GIVEN RECORDS -
- - -

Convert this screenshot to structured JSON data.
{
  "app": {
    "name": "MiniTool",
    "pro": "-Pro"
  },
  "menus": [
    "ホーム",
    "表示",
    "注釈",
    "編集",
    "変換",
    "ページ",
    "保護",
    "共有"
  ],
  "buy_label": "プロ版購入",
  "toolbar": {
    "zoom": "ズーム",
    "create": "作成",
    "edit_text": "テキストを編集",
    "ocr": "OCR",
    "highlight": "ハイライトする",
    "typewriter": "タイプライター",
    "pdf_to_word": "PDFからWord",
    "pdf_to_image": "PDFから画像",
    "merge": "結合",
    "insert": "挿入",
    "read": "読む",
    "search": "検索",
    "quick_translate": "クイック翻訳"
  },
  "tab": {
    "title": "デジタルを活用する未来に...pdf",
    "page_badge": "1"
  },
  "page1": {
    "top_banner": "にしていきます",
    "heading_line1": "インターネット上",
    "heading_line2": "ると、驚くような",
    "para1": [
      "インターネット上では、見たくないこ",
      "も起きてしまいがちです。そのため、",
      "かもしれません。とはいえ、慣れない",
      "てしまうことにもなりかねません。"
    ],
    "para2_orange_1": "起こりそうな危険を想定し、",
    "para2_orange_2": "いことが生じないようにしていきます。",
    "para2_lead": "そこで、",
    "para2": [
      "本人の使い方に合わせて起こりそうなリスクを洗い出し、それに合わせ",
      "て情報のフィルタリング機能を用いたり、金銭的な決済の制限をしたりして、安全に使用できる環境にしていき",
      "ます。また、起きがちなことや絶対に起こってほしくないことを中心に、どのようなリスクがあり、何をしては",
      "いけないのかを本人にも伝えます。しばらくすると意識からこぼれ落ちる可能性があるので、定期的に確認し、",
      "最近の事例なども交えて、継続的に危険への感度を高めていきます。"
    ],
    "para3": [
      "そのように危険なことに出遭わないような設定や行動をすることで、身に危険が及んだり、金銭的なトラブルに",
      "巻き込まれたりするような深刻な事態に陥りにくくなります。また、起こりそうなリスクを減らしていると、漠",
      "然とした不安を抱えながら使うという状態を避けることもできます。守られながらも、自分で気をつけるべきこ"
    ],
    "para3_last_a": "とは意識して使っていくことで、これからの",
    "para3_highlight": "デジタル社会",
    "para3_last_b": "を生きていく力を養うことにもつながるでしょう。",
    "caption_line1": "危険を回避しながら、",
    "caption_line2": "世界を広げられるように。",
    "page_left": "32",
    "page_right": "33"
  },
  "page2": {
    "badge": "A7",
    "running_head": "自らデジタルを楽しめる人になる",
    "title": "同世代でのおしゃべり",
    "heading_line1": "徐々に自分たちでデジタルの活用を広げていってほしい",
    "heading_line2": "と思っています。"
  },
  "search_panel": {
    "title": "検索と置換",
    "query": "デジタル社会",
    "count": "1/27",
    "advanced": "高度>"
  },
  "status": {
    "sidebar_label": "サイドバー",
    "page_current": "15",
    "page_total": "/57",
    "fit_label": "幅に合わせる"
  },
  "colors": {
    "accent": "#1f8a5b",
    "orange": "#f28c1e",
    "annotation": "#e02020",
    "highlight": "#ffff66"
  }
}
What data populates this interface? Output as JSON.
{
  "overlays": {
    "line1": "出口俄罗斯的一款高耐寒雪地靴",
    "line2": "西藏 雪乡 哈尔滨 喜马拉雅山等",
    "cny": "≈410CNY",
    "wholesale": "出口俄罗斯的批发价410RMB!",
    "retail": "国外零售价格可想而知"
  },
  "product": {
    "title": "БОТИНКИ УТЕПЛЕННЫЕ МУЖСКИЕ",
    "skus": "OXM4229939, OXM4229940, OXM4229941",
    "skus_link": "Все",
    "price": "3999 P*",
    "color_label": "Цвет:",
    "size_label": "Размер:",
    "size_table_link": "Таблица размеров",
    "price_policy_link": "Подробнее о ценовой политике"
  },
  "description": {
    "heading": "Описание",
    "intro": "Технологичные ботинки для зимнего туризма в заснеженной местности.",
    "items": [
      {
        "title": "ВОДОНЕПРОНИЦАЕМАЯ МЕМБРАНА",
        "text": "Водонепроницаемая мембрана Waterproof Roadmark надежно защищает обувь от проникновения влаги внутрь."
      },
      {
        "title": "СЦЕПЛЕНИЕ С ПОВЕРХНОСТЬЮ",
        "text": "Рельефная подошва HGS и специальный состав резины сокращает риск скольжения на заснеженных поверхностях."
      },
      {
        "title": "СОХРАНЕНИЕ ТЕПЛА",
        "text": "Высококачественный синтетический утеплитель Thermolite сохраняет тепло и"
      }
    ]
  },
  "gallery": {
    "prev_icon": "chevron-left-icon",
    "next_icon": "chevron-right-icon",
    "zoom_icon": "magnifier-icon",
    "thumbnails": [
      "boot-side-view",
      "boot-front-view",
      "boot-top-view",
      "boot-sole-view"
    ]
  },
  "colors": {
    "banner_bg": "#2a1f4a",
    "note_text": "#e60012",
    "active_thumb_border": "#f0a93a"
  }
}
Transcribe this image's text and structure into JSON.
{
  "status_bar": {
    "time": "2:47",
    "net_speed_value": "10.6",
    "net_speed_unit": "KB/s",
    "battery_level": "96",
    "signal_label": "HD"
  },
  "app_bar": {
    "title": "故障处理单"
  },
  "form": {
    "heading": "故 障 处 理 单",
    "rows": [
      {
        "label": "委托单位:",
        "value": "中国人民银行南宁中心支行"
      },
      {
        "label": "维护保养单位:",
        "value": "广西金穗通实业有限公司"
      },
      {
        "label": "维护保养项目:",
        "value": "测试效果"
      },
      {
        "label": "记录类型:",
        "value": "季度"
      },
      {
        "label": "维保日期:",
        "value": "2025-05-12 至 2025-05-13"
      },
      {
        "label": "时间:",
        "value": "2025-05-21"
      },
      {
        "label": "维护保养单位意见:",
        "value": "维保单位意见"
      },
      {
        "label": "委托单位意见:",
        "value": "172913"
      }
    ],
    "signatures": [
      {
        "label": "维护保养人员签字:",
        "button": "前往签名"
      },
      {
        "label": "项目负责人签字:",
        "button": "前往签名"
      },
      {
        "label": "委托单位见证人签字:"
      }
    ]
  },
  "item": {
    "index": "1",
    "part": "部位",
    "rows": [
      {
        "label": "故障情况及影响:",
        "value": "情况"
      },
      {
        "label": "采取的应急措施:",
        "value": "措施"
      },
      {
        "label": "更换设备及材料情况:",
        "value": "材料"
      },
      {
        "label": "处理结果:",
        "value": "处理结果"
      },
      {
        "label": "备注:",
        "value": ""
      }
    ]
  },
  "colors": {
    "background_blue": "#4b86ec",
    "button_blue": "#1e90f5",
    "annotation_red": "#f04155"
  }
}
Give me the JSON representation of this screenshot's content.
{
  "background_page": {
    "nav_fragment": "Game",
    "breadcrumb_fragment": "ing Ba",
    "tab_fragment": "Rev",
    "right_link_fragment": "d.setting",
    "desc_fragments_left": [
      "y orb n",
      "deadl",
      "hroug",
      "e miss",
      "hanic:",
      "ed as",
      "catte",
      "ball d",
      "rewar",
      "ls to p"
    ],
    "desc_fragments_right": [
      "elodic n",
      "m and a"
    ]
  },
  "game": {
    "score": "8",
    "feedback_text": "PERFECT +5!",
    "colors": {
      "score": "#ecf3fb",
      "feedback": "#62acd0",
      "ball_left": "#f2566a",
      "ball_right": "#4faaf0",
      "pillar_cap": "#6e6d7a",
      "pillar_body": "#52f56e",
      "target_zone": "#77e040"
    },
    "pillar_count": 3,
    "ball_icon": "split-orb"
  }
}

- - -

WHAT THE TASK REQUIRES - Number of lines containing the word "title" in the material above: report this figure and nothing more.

OUTPUT - 8